Works from the 1960's Press Release
September 14—November 4, 2000
Zwirner & Wirth will open the fall season with an exhibition comprised of six Dan Flavin fluorescent light sculptures from the 1960s from a private European collection.
It was in 1961 that Flavin began working with electric light and over the next three years he created a series of electrical works he termed "icons". The "icons" were, simply, flat painted pieces of masonite with electrical features mounted on the edges, however it was here that Flavin began to explore the possibilities of colored light and its relationship to the architectural surroundings.
In the spring of 1963, Flavin freed the electric fixtures from their sculptural support for the first time, mounting a single, gold fluorescent tube at a 45-degree angle directly onto the wall. With this radical gesture, Flavin glimpsed for the first time a "buoyant and insistent gaseous image which, through brilliance, somewhat betrayed it physical presence into approximate invisibility". Flavin rejected the term sculpture, referring to his works as image-objects instead. These image-objects were inextricable from and interactive with their architectural "situation", both physically and phenomenologically. In keeping with the salient attitudes and practices of his Minimalist contemporaries, Flavin sought to reduce the means of production in the serial utilization of elements, here the neutral and standardized unit of the mass-produced fluorescent light tube, seeking the zero degree of signification. Alternate Diagonals of March 2 (to Don Judd) of 1964, exemplifies Flavin's new approach and is a rare dedication to the artist Donald Judd.
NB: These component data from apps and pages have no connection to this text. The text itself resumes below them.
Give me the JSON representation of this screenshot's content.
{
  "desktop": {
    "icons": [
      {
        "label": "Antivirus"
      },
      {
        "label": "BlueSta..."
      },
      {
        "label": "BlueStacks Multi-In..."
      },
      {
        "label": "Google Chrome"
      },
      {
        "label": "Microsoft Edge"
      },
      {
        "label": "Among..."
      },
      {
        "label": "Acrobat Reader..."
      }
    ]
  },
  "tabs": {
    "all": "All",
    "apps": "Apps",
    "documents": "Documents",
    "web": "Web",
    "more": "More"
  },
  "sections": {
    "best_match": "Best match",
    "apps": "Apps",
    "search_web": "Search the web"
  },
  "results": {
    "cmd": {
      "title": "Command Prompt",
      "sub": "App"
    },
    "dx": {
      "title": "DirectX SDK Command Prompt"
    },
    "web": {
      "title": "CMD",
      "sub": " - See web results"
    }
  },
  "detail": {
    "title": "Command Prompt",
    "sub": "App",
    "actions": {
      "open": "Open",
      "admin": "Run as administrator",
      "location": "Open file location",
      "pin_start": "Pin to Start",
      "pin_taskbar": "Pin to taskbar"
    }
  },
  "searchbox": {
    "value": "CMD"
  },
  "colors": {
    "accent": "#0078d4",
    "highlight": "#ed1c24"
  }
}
Three Fluorescent Tubes of 1963 was one of the earliest examples of a new art form where "the actual space of a room could be disrupted and played with by careful and thorough composition of the illuminating equipment". His focus on how the space of a room could "enfold" the light of the tubes made design paramount. In his efforts to de-mystify the aura of an original artwork, Flavin rejected studio production, emphasizing the site-specificity of his "proposals", making most of his work on site, wherever he had been invited to exhibit, using the materials he could find in the local stores. He felt that the fluorescent tubes maintained their own non-hierarchical characteristics remaining always "anonymous and without glory". Now, in this new co-extensive space, meaning was located within the viewer rather than the object. Works such Puerto Rican Light (to Jeanie Blake) of 1965 or Untitled (red and blue for Mrs. Sonnabend) demonstrate Flavin's own words: "art is shedding its vaunted mystery for a common sense of keenly realized decoration".
In spite of the artist's written intentions to free his works from the metaphysical trappings of art created by Flavin's abstract expressionist colleagues, Flavin did purposefully attach meaning to many of his works. Masking reverence with irony, The Monument for V. Tatlin series (a 1966 work included in this exhibition) stemmed from the artist's deep appreciation for the projects of the Russian constructivist Vladimir Tatlin. Flavin wrote that his monuments "memorialize Vladimir Tatlin, the great revolutionary, who dreamed of art as science…" The corner piece Untitled (to Frank Stella), 1966, also hints at the Russian fascination with corner relief constructions as seen in both the work of Malevich and Tatlin circa 1915. Flavin’s belief in the constructivist motto "real materials in real space" is demonstrated throughout his career.
Beyond the obvious references made in the Tatlin series, Flavin also dedicated works to friends, family member, colleagues and historical artists throughout his career. In contradiction to the rhetoric of minimalism, the commemorative intonation of these dedications belies the generic quality of the fixtures.
All six of the early sculptures presented in Dan Flavin: Works from the 1960s reveal the fundamental and multi-layered concerns, both conceptual and formal, of the artist which he would continue to develop throughout his lifetime.